** Data to examine follows **

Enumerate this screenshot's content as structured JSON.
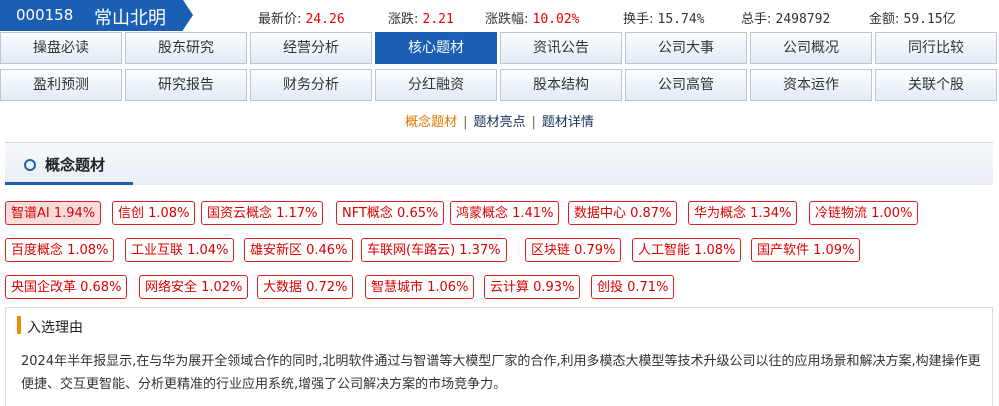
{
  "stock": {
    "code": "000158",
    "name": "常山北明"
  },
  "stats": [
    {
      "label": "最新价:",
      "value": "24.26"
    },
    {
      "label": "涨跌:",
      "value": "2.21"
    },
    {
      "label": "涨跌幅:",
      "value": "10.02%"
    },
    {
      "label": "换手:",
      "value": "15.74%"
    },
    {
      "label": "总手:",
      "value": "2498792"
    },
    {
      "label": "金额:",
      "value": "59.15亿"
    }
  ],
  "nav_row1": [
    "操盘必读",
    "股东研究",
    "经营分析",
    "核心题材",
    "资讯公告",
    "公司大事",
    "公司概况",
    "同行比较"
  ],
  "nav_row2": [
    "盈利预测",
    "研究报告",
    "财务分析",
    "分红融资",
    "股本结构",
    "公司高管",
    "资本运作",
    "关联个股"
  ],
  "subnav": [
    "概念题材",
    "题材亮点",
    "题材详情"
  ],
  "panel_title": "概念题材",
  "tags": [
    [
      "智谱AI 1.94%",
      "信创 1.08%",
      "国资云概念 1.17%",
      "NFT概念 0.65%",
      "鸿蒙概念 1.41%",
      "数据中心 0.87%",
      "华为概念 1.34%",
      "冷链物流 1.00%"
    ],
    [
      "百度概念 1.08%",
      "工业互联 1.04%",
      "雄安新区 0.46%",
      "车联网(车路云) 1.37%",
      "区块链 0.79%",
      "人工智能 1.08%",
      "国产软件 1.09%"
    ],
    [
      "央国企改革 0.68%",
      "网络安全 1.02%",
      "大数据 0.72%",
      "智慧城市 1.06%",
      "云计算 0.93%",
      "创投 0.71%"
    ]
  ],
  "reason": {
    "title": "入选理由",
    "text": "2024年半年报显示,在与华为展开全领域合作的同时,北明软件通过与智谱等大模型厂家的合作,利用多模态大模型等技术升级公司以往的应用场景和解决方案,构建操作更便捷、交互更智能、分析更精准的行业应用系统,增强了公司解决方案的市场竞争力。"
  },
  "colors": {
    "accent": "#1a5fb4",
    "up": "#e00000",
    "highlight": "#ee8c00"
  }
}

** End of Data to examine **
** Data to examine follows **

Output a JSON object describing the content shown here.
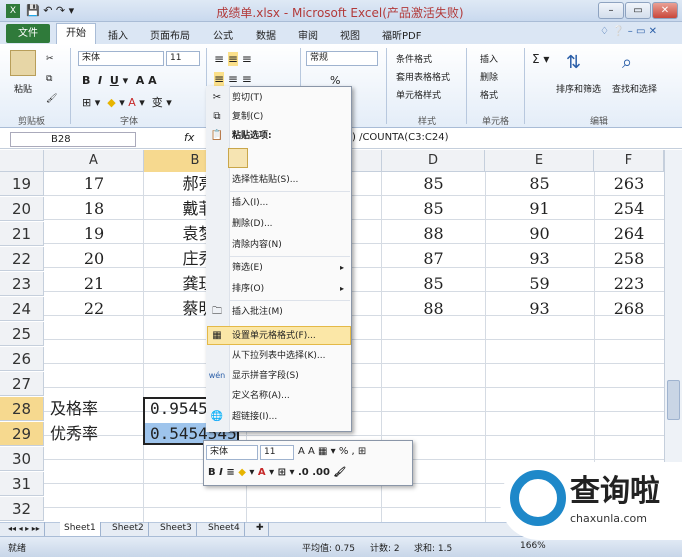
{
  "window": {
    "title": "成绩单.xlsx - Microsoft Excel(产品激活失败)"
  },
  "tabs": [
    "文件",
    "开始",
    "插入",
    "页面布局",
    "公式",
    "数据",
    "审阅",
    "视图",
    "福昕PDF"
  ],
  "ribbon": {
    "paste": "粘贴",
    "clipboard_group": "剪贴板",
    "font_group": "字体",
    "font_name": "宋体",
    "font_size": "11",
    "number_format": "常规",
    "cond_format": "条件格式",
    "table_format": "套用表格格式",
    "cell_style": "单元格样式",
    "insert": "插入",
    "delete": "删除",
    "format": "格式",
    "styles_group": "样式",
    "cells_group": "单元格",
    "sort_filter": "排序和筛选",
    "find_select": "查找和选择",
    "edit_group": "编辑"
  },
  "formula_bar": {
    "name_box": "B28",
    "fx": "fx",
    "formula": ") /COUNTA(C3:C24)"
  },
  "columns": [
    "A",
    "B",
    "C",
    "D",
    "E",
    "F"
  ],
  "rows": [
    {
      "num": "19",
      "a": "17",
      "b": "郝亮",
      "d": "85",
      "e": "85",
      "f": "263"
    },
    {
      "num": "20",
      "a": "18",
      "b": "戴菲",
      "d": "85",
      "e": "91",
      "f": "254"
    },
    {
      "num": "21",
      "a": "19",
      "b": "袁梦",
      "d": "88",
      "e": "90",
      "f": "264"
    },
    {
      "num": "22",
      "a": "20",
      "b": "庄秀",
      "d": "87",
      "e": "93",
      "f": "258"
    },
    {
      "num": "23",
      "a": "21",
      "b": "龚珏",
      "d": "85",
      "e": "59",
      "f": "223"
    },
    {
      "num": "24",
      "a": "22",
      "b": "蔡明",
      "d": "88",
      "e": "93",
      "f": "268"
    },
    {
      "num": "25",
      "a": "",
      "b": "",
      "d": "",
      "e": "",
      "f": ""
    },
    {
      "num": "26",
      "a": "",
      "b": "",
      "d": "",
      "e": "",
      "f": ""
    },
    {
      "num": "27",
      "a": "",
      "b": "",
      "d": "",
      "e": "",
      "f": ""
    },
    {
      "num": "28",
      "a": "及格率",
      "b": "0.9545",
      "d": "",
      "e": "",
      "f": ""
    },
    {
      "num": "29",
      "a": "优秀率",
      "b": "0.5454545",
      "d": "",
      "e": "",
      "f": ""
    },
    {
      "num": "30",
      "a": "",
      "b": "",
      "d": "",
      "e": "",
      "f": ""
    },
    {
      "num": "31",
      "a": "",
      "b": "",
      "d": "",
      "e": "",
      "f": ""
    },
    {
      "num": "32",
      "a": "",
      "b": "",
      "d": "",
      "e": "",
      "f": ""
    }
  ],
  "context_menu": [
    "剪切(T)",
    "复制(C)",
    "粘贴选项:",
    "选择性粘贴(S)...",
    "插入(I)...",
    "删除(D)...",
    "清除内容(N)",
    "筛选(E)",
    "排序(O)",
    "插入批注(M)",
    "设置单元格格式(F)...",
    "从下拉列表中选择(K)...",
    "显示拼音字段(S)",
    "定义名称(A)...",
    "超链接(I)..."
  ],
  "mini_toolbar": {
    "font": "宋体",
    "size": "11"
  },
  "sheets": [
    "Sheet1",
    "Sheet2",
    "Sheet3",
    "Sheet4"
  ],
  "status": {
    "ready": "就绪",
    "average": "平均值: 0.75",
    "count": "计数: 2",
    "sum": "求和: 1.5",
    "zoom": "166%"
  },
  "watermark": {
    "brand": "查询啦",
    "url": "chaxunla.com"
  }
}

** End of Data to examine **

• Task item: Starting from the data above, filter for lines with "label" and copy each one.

• Result of this task:
      "label": "最新价:",
      "label": "涨跌:",
      "label": "涨跌幅:",
      "label": "换手:",
      "label": "总手:",
      "label": "金额:",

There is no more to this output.